Foster Farms, the nation’s sixth-biggest chicken producer, announced a voluntary recall of some chicken products July 3, 2014, as victims continue to be identified in a 16-month salmonella outbreak caused by poultry the company processed. The recall came a day after the U.S. Centers for Disease Control and Prevention updated its count of reported illnesses from the outbreak to 621 people in 29 states and Puerto Rico. That means more than 200 additional cases have been reported to CDC since December 2013. A previous salmonella outbreak linked to Foster Farms chicken sickened a reported 134 people from June 2012 to April 2013.
The real issue here is the salmonella standards that the government sets. They’re wholly inadequate to protect public health.Sandra Eskin, director of Pew’s safe food project, as told to The Oregonian
Sandra Eskin, director of food safety at The Pew Charitable Trusts, said this ongoing outbreak underscores the need to change the approach to salmonella contamination in chicken taken by the U.S. Department of Agriculture’s Food Safety Inspection Service, or FSIS. As Eskin told The Oregonian: “The real issue here is the salmonella standards that the government sets and how it monitors and enforces them. They’re wholly inadequate to protect public health.”

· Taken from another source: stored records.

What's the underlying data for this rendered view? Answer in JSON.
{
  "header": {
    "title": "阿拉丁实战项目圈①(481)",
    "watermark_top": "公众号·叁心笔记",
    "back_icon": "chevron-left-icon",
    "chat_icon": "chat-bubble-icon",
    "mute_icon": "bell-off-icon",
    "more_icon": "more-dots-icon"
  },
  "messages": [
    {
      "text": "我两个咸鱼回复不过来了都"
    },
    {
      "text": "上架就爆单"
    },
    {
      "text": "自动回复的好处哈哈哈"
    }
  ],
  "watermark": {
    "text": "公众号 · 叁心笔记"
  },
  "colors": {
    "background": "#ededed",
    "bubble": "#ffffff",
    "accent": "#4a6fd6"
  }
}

Pew analyzed FSIS’s response to both Foster Farms outbreaks in a report last year, highlighting numerous flaws in the agency’s food safety program. Pew recommended seven steps that would improve the agency’s efforts to protect consumers from salmonella contamination in poultry. The recommendations include issuing limits on salmonella contamination for chicken parts that include public health objectives and conducting unannounced testing for the pathogen. Read more about the needed improvements in FSIS’s approach.